** Opening RECORDS PROVIDED block **

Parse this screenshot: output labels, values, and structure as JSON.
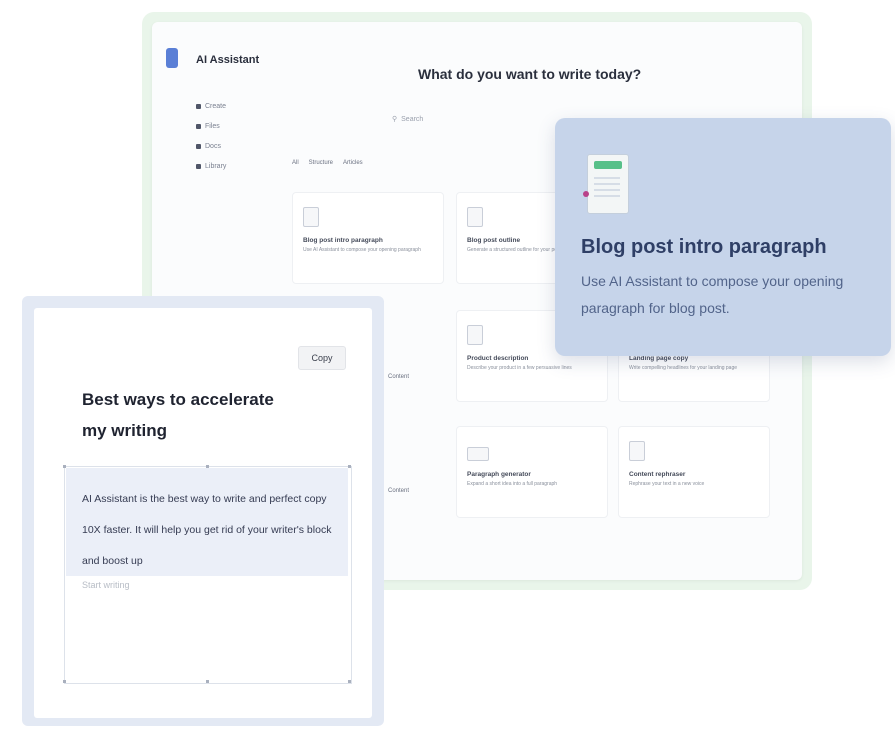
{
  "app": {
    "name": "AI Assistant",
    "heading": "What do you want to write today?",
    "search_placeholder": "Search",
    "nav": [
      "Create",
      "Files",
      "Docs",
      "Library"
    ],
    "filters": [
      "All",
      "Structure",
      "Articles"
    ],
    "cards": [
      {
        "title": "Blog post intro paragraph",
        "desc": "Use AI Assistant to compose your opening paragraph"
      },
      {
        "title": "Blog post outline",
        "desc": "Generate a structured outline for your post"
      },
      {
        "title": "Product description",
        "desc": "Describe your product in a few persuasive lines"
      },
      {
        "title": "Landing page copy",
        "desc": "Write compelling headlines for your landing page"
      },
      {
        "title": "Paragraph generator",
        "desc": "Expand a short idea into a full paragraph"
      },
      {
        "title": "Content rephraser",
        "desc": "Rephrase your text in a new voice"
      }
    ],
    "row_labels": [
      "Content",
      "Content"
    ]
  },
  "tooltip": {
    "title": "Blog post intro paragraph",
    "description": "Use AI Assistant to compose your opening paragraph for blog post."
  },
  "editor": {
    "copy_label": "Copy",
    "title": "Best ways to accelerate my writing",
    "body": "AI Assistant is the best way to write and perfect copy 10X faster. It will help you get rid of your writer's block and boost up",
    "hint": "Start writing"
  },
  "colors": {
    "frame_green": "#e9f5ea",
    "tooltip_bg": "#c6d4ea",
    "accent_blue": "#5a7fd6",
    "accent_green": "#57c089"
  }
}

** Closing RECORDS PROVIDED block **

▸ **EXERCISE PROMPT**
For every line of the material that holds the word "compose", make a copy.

▸ **TASK RESULT**
        "desc": "Use AI Assistant to compose your opening paragraph"
    "description": "Use AI Assistant to compose your opening paragraph for blog post."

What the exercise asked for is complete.